Ali met his wife Adrianne in 1974, and they were nearly inseparable from that time, marrying in 1979. They moved to Port Townsend shortly after the birth of their first son Peter in 1981, where Ali found a true community that sustained him all his adult life. Their second son, Duncan, was born in 1987, and Ali’s parents, Gwen and Derrick, retired to Port Townsend a few years later. In Port Townsend, Ali eventually opened the west coast version of Motorsport, and aside from his home, that was the center of his universe for many years. A born philosopher and luminous spirit, he offered more than car repair as anyone who had the good fortune to be his customer soon knew. In truth, he was a terrible businessman. His repair orders were handwritten and nearly unintelligible, and his idea of balancing the books involved a complex Robin Hood-esque system wherein he tried to figure out how not to charge anyone in need and still bring money home at week’s end.

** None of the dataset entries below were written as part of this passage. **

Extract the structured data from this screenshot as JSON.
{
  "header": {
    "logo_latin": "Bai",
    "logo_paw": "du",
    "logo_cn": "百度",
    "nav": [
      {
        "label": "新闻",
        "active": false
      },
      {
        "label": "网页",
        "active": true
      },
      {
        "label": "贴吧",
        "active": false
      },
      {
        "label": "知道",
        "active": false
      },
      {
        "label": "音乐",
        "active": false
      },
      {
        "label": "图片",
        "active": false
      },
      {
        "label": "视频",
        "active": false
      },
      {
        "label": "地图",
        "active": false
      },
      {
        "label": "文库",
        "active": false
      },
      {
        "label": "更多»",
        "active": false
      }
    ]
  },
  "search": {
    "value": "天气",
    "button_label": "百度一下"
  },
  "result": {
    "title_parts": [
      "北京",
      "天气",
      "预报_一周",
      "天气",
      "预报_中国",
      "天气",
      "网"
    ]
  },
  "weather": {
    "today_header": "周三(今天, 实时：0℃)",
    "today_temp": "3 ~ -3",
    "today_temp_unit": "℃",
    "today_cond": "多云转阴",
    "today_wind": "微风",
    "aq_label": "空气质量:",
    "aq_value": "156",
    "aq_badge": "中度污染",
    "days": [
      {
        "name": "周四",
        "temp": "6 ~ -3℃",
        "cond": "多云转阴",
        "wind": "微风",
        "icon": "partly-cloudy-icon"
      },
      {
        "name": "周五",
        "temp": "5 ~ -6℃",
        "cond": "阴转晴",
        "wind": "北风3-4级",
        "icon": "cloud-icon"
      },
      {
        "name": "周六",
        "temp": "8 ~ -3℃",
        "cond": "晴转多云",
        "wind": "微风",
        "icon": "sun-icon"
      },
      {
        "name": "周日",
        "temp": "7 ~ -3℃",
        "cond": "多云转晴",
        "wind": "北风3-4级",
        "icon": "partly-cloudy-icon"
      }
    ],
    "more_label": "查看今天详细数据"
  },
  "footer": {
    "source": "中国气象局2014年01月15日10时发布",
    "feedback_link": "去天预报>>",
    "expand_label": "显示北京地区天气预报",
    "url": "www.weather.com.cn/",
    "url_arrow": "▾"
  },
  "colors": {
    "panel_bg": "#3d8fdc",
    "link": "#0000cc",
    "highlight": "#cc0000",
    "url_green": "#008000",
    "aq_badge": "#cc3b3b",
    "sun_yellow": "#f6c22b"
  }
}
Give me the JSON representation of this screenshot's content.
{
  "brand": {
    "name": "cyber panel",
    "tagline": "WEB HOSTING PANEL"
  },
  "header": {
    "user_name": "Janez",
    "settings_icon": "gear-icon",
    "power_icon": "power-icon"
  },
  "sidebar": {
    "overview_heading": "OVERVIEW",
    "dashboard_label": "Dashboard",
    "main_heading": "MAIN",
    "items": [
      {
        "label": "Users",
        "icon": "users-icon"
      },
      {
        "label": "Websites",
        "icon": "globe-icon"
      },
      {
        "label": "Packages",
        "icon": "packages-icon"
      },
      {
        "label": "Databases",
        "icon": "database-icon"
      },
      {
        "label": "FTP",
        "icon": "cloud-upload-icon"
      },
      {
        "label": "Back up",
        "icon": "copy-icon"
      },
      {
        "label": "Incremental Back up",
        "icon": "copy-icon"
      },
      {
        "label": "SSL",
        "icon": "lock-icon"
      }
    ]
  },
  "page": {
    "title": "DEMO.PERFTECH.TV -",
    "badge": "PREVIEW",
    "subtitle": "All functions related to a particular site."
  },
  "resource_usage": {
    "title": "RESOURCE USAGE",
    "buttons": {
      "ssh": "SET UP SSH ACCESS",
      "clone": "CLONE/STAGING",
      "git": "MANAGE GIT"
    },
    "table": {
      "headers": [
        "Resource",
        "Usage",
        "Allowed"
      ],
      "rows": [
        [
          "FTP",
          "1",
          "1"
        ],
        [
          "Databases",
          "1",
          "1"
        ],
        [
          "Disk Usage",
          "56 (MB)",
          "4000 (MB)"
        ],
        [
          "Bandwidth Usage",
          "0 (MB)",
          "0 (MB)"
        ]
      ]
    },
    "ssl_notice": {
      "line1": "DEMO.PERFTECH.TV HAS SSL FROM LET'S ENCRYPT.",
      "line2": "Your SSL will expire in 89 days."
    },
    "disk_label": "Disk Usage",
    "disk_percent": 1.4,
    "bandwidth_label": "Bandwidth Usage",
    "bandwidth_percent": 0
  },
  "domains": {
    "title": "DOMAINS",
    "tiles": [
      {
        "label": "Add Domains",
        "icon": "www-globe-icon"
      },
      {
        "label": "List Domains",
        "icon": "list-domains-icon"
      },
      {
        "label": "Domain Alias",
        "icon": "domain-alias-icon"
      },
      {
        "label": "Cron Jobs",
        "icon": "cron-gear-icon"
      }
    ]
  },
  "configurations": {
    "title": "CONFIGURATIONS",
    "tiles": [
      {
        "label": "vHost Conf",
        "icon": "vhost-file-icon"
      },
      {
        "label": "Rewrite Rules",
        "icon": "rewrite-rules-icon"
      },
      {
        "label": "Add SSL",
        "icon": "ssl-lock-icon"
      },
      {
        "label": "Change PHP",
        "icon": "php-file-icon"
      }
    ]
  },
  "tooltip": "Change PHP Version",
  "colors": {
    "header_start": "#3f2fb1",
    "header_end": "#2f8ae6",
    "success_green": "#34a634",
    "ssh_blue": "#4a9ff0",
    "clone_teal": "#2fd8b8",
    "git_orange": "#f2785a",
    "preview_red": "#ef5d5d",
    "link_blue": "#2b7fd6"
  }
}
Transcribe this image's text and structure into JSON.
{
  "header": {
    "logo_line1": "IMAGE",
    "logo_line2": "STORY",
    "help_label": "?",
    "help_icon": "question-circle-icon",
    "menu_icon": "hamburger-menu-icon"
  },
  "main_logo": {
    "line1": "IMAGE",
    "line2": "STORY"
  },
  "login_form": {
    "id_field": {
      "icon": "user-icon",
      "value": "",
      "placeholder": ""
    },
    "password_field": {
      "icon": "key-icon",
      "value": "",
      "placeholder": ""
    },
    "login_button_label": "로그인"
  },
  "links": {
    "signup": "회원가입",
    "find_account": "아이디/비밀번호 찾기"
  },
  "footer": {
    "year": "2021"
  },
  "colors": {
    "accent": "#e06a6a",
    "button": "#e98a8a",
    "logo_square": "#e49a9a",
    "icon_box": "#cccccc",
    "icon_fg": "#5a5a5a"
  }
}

Ali could be famously curmudgeonly when it came to injustice. A deeply generous man, he had no time at all for those who judged people on their status or material possessions or even emotional handicaps. He kept his values close, all having to do with gratitude and acceptance. He was fiercely proud and intensely loving of his wife and sons. He believed fully in a higher self and in the power and contagion of love, and he was a dear and loyal friend to many.
Ali was a masterful innovator, skilled sailor, energetic gardener, and terrible dancer. He collected and shared jokes and stories and happily embellished all. He was the best of listeners. Animals gravitated to him, and he had many besotted dog and cat companions over the years. He leaves behind two clearly bereft cats.
Ali is survived by his wife, Adrianne, son Peter and Peter’s wife, Bailey Taylor, and son Duncan, and by his in-laws and cousins and many, many dear friends. His was a radiant spirit replete with goodness and humor and endless energy, and all of those in his life know that what he called “this beautiful world” will be a far, far dimmer, less comforting place without his presence and theories, yet an ever-magnificent one because they got to share it with him for awhile and see its goodness, oddities, and marvels through his eyes.
A celebration of Ali’s life will be held on Sunday, January 6, at the Northwest Maritime Center, following a processional of cars. More details to come.